- Material for this exercise -
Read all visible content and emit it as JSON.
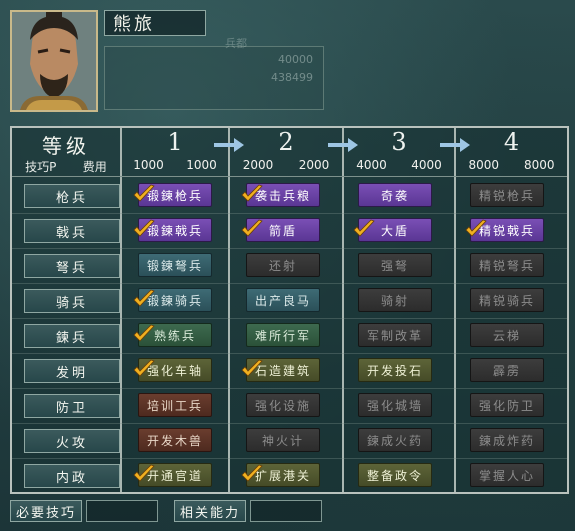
{
  "general": {
    "name": "熊旅",
    "stat_label": "兵都",
    "stat_value_1": "40000",
    "stat_value_2": "438499"
  },
  "header": {
    "level_label": "等级",
    "tech_label": "技巧P",
    "cost_label": "费用",
    "levels": [
      {
        "num": "1",
        "cost_a": "1000",
        "cost_b": "1000"
      },
      {
        "num": "2",
        "cost_a": "2000",
        "cost_b": "2000"
      },
      {
        "num": "3",
        "cost_a": "4000",
        "cost_b": "4000"
      },
      {
        "num": "4",
        "cost_a": "8000",
        "cost_b": "8000"
      }
    ]
  },
  "rows": [
    {
      "label": "枪兵",
      "cells": [
        {
          "text": "锻鍊枪兵",
          "color": "purple",
          "checked": true
        },
        {
          "text": "袭击兵粮",
          "color": "purple",
          "checked": true
        },
        {
          "text": "奇袭",
          "color": "purple",
          "checked": false
        },
        {
          "text": "精锐枪兵",
          "color": "gray",
          "checked": false
        }
      ]
    },
    {
      "label": "戟兵",
      "cells": [
        {
          "text": "锻鍊戟兵",
          "color": "purple",
          "checked": true
        },
        {
          "text": "箭盾",
          "color": "purple",
          "checked": true
        },
        {
          "text": "大盾",
          "color": "purple",
          "checked": true
        },
        {
          "text": "精锐戟兵",
          "color": "purple",
          "checked": true
        }
      ]
    },
    {
      "label": "弩兵",
      "cells": [
        {
          "text": "锻鍊弩兵",
          "color": "teal",
          "checked": false
        },
        {
          "text": "还射",
          "color": "gray",
          "checked": false
        },
        {
          "text": "强弩",
          "color": "gray",
          "checked": false
        },
        {
          "text": "精锐弩兵",
          "color": "gray",
          "checked": false
        }
      ]
    },
    {
      "label": "骑兵",
      "cells": [
        {
          "text": "锻鍊骑兵",
          "color": "teal",
          "checked": true
        },
        {
          "text": "出产良马",
          "color": "teal",
          "checked": false
        },
        {
          "text": "骑射",
          "color": "gray",
          "checked": false
        },
        {
          "text": "精锐骑兵",
          "color": "gray",
          "checked": false
        }
      ]
    },
    {
      "label": "鍊兵",
      "cells": [
        {
          "text": "熟练兵",
          "color": "green",
          "checked": true
        },
        {
          "text": "难所行军",
          "color": "green",
          "checked": false
        },
        {
          "text": "军制改革",
          "color": "gray",
          "checked": false
        },
        {
          "text": "云梯",
          "color": "gray",
          "checked": false
        }
      ]
    },
    {
      "label": "发明",
      "cells": [
        {
          "text": "强化车轴",
          "color": "olive",
          "checked": true
        },
        {
          "text": "石造建筑",
          "color": "olive",
          "checked": true
        },
        {
          "text": "开发投石",
          "color": "olive",
          "checked": false
        },
        {
          "text": "霹雳",
          "color": "gray",
          "checked": false
        }
      ]
    },
    {
      "label": "防卫",
      "cells": [
        {
          "text": "培训工兵",
          "color": "brown",
          "checked": false
        },
        {
          "text": "强化设施",
          "color": "gray",
          "checked": false
        },
        {
          "text": "强化城墙",
          "color": "gray",
          "checked": false
        },
        {
          "text": "强化防卫",
          "color": "gray",
          "checked": false
        }
      ]
    },
    {
      "label": "火攻",
      "cells": [
        {
          "text": "开发木兽",
          "color": "brown",
          "checked": false
        },
        {
          "text": "神火计",
          "color": "gray",
          "checked": false
        },
        {
          "text": "鍊成火药",
          "color": "gray",
          "checked": false
        },
        {
          "text": "鍊成炸药",
          "color": "gray",
          "checked": false
        }
      ]
    },
    {
      "label": "内政",
      "cells": [
        {
          "text": "开通官道",
          "color": "olive",
          "checked": true
        },
        {
          "text": "扩展港关",
          "color": "olive",
          "checked": true
        },
        {
          "text": "整备政令",
          "color": "olive",
          "checked": false
        },
        {
          "text": "掌握人心",
          "color": "gray",
          "checked": false
        }
      ]
    }
  ],
  "footer": {
    "required_label": "必要技巧",
    "related_label": "相关能力"
  }
}
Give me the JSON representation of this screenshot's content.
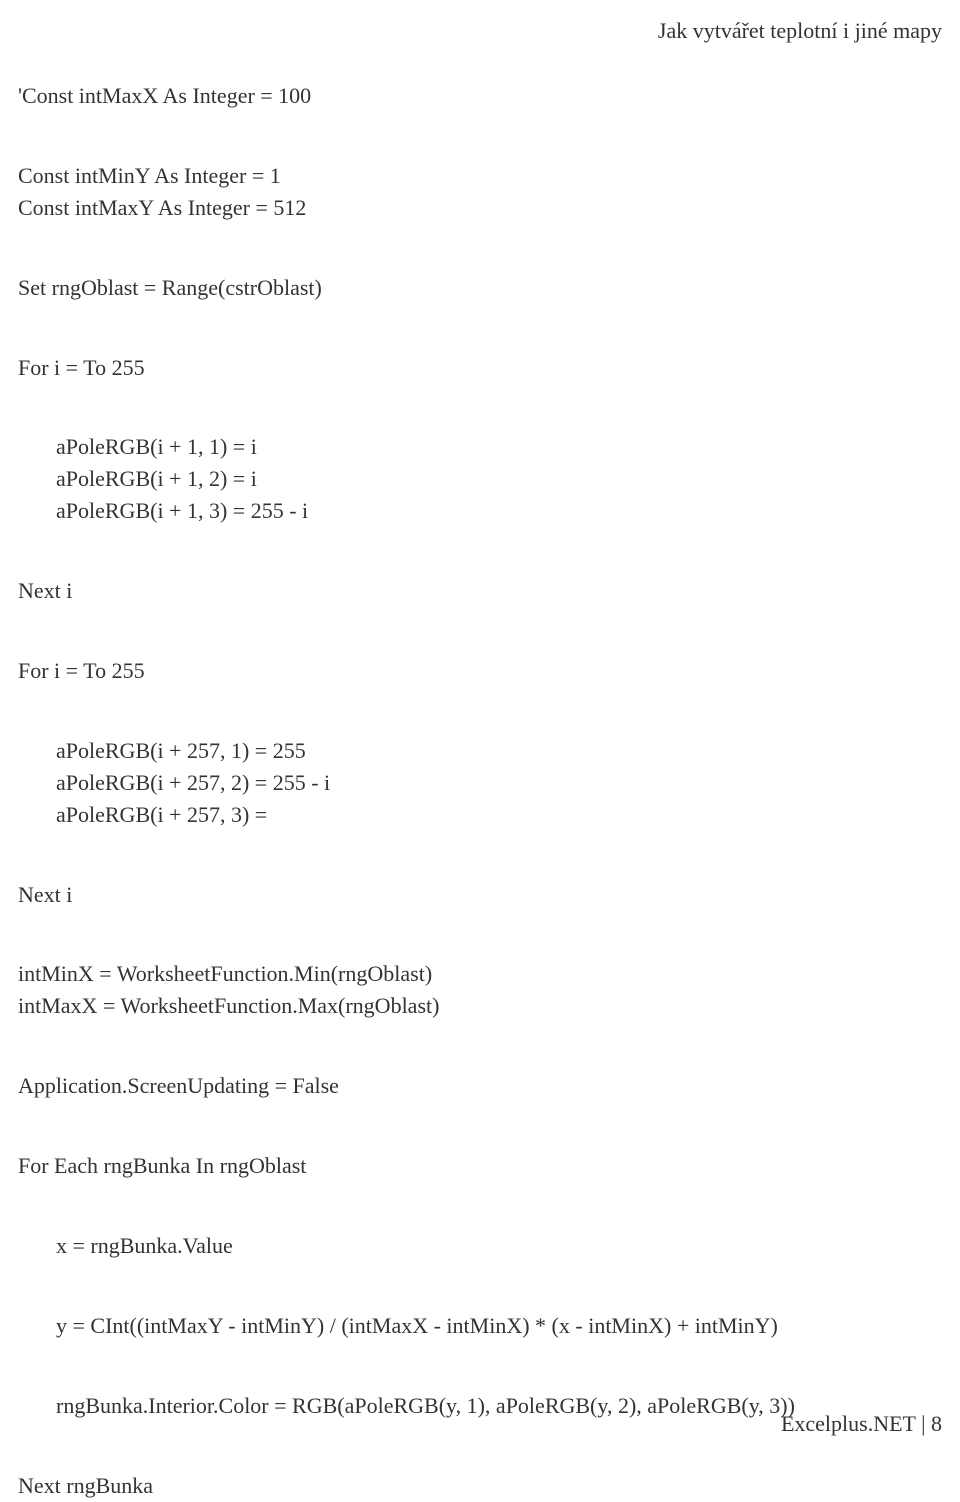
{
  "header": {
    "title": "Jak vytvářet teplotní i jiné mapy"
  },
  "code": {
    "l1": "'Const intMaxX As Integer = 100",
    "l2": "Const intMinY As Integer = 1",
    "l3": "Const intMaxY As Integer = 512",
    "l4": "Set rngOblast = Range(cstrOblast)",
    "l5": "For i =  To 255",
    "l6": "aPoleRGB(i + 1, 1) = i",
    "l7": "aPoleRGB(i + 1, 2) = i",
    "l8": "aPoleRGB(i + 1, 3) = 255 - i",
    "l9": "Next i",
    "l10": "For i =  To 255",
    "l11": "aPoleRGB(i + 257, 1) = 255",
    "l12": "aPoleRGB(i + 257, 2) = 255 - i",
    "l13": "aPoleRGB(i + 257, 3) =",
    "l14": "Next i",
    "l15": "intMinX = WorksheetFunction.Min(rngOblast)",
    "l16": "intMaxX = WorksheetFunction.Max(rngOblast)",
    "l17": "Application.ScreenUpdating = False",
    "l18": "For Each rngBunka In rngOblast",
    "l19": "x = rngBunka.Value",
    "l20": "y = CInt((intMaxY - intMinY) / (intMaxX - intMinX) * (x - intMinX) + intMinY)",
    "l21": "rngBunka.Interior.Color = RGB(aPoleRGB(y, 1), aPoleRGB(y, 2), aPoleRGB(y, 3))",
    "l22": "Next rngBunka"
  },
  "footer": {
    "text": "Excelplus.NET | 8"
  }
}
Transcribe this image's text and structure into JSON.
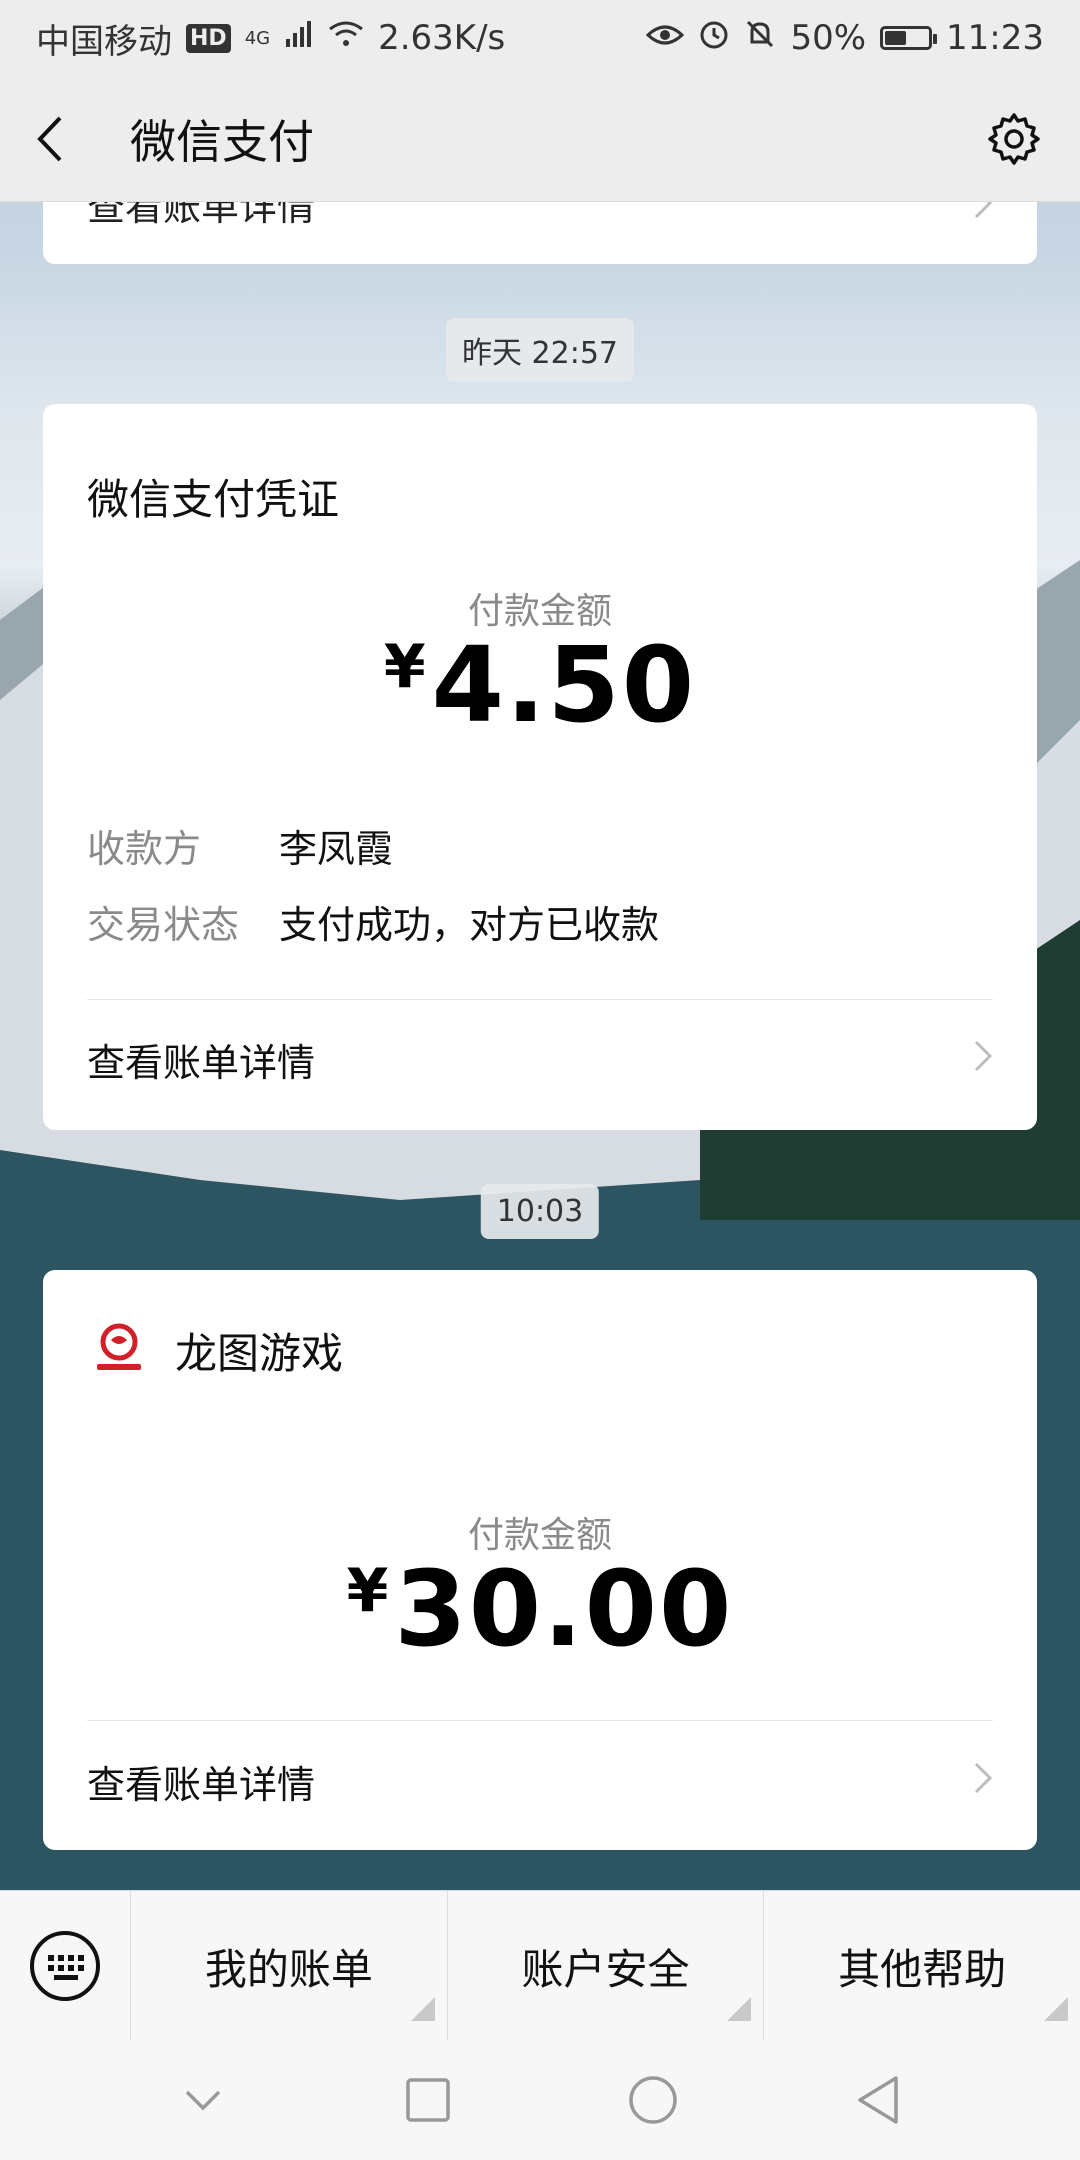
{
  "status_bar": {
    "carrier": "中国移动",
    "hd": "HD",
    "network": "4G",
    "speed": "2.63K/s",
    "battery": "50%",
    "battery_level": 0.5,
    "time": "11:23"
  },
  "header": {
    "title": "微信支付"
  },
  "messages": [
    {
      "detail_label": "查看账单详情"
    },
    {
      "timestamp": "昨天 22:57",
      "title": "微信支付凭证",
      "amount_label": "付款金额",
      "currency": "¥",
      "amount": "4.50",
      "payee_label": "收款方",
      "payee": "李凤霞",
      "status_label": "交易状态",
      "status": "支付成功，对方已收款",
      "detail_label": "查看账单详情"
    },
    {
      "timestamp": "10:03",
      "merchant": "龙图游戏",
      "amount_label": "付款金额",
      "currency": "¥",
      "amount": "30.00",
      "detail_label": "查看账单详情"
    }
  ],
  "bottom_menu": {
    "items": [
      "我的账单",
      "账户安全",
      "其他帮助"
    ]
  },
  "colors": {
    "accent": "#07c160",
    "logo_red": "#d0202a"
  }
}
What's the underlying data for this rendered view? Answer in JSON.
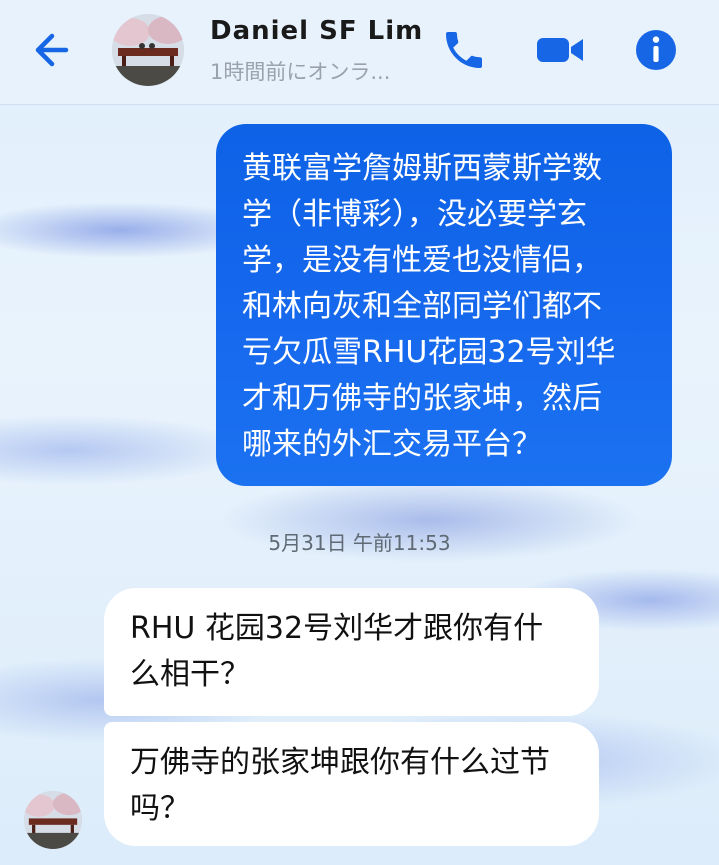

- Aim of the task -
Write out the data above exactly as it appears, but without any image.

- Answer to this exercise -
Read all visible content and emit it as JSON.
{
  "general": {
    "name": "熊旅",
    "stat_label": "兵都",
    "stat_value_1": "40000",
    "stat_value_2": "438499"
  },
  "header": {
    "level_label": "等级",
    "tech_label": "技巧P",
    "cost_label": "费用",
    "levels": [
      {
        "num": "1",
        "cost_a": "1000",
        "cost_b": "1000"
      },
      {
        "num": "2",
        "cost_a": "2000",
        "cost_b": "2000"
      },
      {
        "num": "3",
        "cost_a": "4000",
        "cost_b": "4000"
      },
      {
        "num": "4",
        "cost_a": "8000",
        "cost_b": "8000"
      }
    ]
  },
  "rows": [
    {
      "label": "枪兵",
      "cells": [
        {
          "text": "锻鍊枪兵",
          "color": "purple",
          "checked": true
        },
        {
          "text": "袭击兵粮",
          "color": "purple",
          "checked": true
        },
        {
          "text": "奇袭",
          "color": "purple",
          "checked": false
        },
        {
          "text": "精锐枪兵",
          "color": "gray",
          "checked": false
        }
      ]
    },
    {
      "label": "戟兵",
      "cells": [
        {
          "text": "锻鍊戟兵",
          "color": "purple",
          "checked": true
        },
        {
          "text": "箭盾",
          "color": "purple",
          "checked": true
        },
        {
          "text": "大盾",
          "color": "purple",
          "checked": true
        },
        {
          "text": "精锐戟兵",
          "color": "purple",
          "checked": true
        }
      ]
    },
    {
      "label": "弩兵",
      "cells": [
        {
          "text": "锻鍊弩兵",
          "color": "teal",
          "checked": false
        },
        {
          "text": "还射",
          "color": "gray",
          "checked": false
        },
        {
          "text": "强弩",
          "color": "gray",
          "checked": false
        },
        {
          "text": "精锐弩兵",
          "color": "gray",
          "checked": false
        }
      ]
    },
    {
      "label": "骑兵",
      "cells": [
        {
          "text": "锻鍊骑兵",
          "color": "teal",
          "checked": true
        },
        {
          "text": "出产良马",
          "color": "teal",
          "checked": false
        },
        {
          "text": "骑射",
          "color": "gray",
          "checked": false
        },
        {
          "text": "精锐骑兵",
          "color": "gray",
          "checked": false
        }
      ]
    },
    {
      "label": "鍊兵",
      "cells": [
        {
          "text": "熟练兵",
          "color": "green",
          "checked": true
        },
        {
          "text": "难所行军",
          "color": "green",
          "checked": false
        },
        {
          "text": "军制改革",
          "color": "gray",
          "checked": false
        },
        {
          "text": "云梯",
          "color": "gray",
          "checked": false
        }
      ]
    },
    {
      "label": "发明",
      "cells": [
        {
          "text": "强化车轴",
          "color": "olive",
          "checked": true
        },
        {
          "text": "石造建筑",
          "color": "olive",
          "checked": true
        },
        {
          "text": "开发投石",
          "color": "olive",
          "checked": false
        },
        {
          "text": "霹雳",
          "color": "gray",
          "checked": false
        }
      ]
    },
    {
      "label": "防卫",
      "cells": [
        {
          "text": "培训工兵",
          "color": "brown",
          "checked": false
        },
        {
          "text": "强化设施",
          "color": "gray",
          "checked": false
        },
        {
          "text": "强化城墙",
          "color": "gray",
          "checked": false
        },
        {
          "text": "强化防卫",
          "color": "gray",
          "checked": false
        }
      ]
    },
    {
      "label": "火攻",
      "cells": [
        {
          "text": "开发木兽",
          "color": "brown",
          "checked": false
        },
        {
          "text": "神火计",
          "color": "gray",
          "checked": false
        },
        {
          "text": "鍊成火药",
          "color": "gray",
          "checked": false
        },
        {
          "text": "鍊成炸药",
          "color": "gray",
          "checked": false
        }
      ]
    },
    {
      "label": "内政",
      "cells": [
        {
          "text": "开通官道",
          "color": "olive",
          "checked": true
        },
        {
          "text": "扩展港关",
          "color": "olive",
          "checked": true
        },
        {
          "text": "整备政令",
          "color": "olive",
          "checked": false
        },
        {
          "text": "掌握人心",
          "color": "gray",
          "checked": false
        }
      ]
    }
  ],
  "footer": {
    "required_label": "必要技巧",
    "related_label": "相关能力"
  }
}
Give me the JSON representation of this screenshot's content.
{
  "header": {
    "title": "Jak vytvářet teplotní i jiné mapy"
  },
  "code": {
    "l1": "'Const intMaxX As Integer = 100",
    "l2": "Const intMinY As Integer = 1",
    "l3": "Const intMaxY As Integer = 512",
    "l4": "Set rngOblast = Range(cstrOblast)",
    "l5": "For i =  To 255",
    "l6": "aPoleRGB(i + 1, 1) = i",
    "l7": "aPoleRGB(i + 1, 2) = i",
    "l8": "aPoleRGB(i + 1, 3) = 255 - i",
    "l9": "Next i",
    "l10": "For i =  To 255",
    "l11": "aPoleRGB(i + 257, 1) = 255",
    "l12": "aPoleRGB(i + 257, 2) = 255 - i",
    "l13": "aPoleRGB(i + 257, 3) =",
    "l14": "Next i",
    "l15": "intMinX = WorksheetFunction.Min(rngOblast)",
    "l16": "intMaxX = WorksheetFunction.Max(rngOblast)",
    "l17": "Application.ScreenUpdating = False",
    "l18": "For Each rngBunka In rngOblast",
    "l19": "x = rngBunka.Value",
    "l20": "y = CInt((intMaxY - intMinY) / (intMaxX - intMinX) * (x - intMinX) + intMinY)",
    "l21": "rngBunka.Interior.Color = RGB(aPoleRGB(y, 1), aPoleRGB(y, 2), aPoleRGB(y, 3))",
    "l22": "Next rngBunka"
  },
  "footer": {
    "text": "Excelplus.NET | 8"
  }
}
Transcribe this image's text and structure into JSON.
{
  "status_bar": {
    "carrier": "中国移动",
    "hd": "HD",
    "network": "4G",
    "speed": "2.63K/s",
    "battery": "50%",
    "battery_level": 0.5,
    "time": "11:23"
  },
  "header": {
    "title": "微信支付"
  },
  "messages": [
    {
      "detail_label": "查看账单详情"
    },
    {
      "timestamp": "昨天 22:57",
      "title": "微信支付凭证",
      "amount_label": "付款金额",
      "currency": "¥",
      "amount": "4.50",
      "payee_label": "收款方",
      "payee": "李凤霞",
      "status_label": "交易状态",
      "status": "支付成功，对方已收款",
      "detail_label": "查看账单详情"
    },
    {
      "timestamp": "10:03",
      "merchant": "龙图游戏",
      "amount_label": "付款金额",
      "currency": "¥",
      "amount": "30.00",
      "detail_label": "查看账单详情"
    }
  ],
  "bottom_menu": {
    "items": [
      "我的账单",
      "账户安全",
      "其他帮助"
    ]
  },
  "colors": {
    "accent": "#07c160",
    "logo_red": "#d0202a"
  }
}
What's the underlying data for this rendered view? Answer in JSON.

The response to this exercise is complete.